I couldn’t spot a point of no return in this story, no one place where the women could have turned back and avoided the whole near-disaster. When I think of an awful future of a world bound up in changing water levels—too much or too little—I wonder if there often is no clear tipping point at all, no place we can point at and shout “stop”. If that’s true, we need even more to pay attention to finding
that space between
water and sky …
where we could
be on both sides of time
the ones that indicate
water is nearby
the eucalypts (166)
Jeanné Browne’s paintings float and meander amongst the poems, bringing us lizards, birds, wonderful insects, tyre tracks writ small—or are they lizard tracks writ large? The birds are in feathered close-ups, entire portraits, or flying away leaving only tracks; at the end of the book there is a sketch of the river banks, giving a full picture for the first time. The pictures fit beautifully and add further dimension to the text, again moving back and forth in varying focus. The book is a joy to read on all sorts of levels.
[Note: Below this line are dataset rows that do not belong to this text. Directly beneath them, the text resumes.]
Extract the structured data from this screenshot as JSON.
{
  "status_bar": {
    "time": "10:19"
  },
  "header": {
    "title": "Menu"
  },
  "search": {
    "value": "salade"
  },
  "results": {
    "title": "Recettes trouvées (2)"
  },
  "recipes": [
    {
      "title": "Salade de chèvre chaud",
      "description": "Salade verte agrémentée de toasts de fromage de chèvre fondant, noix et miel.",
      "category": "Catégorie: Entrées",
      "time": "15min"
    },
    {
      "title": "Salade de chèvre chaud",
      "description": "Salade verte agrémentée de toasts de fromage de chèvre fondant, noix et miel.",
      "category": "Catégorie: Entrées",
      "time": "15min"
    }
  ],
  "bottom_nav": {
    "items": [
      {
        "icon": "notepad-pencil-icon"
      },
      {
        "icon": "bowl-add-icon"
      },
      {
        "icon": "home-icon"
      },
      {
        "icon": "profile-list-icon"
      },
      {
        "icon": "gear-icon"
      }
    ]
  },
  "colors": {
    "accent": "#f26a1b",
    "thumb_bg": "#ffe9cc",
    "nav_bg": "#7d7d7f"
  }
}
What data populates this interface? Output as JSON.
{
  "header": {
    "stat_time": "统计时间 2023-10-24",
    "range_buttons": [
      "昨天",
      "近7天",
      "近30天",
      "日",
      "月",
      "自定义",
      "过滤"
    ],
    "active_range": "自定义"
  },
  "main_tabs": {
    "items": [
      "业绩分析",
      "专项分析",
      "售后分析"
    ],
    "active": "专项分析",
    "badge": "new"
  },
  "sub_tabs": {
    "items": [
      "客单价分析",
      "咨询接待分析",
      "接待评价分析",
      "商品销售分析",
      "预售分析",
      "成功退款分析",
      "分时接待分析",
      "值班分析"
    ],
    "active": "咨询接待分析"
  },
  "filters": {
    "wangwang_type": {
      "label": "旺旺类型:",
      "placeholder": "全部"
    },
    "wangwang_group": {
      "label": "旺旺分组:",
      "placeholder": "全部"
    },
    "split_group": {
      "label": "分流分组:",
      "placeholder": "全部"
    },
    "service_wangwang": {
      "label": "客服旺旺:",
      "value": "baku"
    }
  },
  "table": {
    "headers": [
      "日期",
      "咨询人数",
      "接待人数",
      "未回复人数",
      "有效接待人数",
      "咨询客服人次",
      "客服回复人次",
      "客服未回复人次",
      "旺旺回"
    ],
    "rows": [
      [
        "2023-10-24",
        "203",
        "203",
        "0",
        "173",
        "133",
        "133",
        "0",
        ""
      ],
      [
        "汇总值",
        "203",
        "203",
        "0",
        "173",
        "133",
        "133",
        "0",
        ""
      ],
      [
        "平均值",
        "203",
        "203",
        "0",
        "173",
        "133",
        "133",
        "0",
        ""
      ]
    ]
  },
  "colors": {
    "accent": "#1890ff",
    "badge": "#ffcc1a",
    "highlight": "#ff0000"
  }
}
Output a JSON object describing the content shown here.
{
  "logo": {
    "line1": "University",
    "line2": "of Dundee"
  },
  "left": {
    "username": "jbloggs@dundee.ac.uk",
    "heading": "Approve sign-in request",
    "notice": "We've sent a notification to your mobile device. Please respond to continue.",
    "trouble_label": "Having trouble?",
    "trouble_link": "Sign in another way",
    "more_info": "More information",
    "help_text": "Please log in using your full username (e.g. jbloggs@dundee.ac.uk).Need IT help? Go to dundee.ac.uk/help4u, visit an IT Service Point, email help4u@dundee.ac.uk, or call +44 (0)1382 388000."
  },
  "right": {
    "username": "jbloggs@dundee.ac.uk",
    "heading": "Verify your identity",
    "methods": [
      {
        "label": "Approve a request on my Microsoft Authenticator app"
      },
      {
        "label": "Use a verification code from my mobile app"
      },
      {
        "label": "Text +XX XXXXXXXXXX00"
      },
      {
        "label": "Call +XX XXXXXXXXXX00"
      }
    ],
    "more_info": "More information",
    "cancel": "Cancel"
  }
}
Mary Cresswell is from Los Angeles and lives on New Zealand’s Kapiti coast. She is a former natural history editor and as a poet has published in Australia, NZ, the US, the UK and Canada. Her newest book, Fish Stories, will come out in 2015.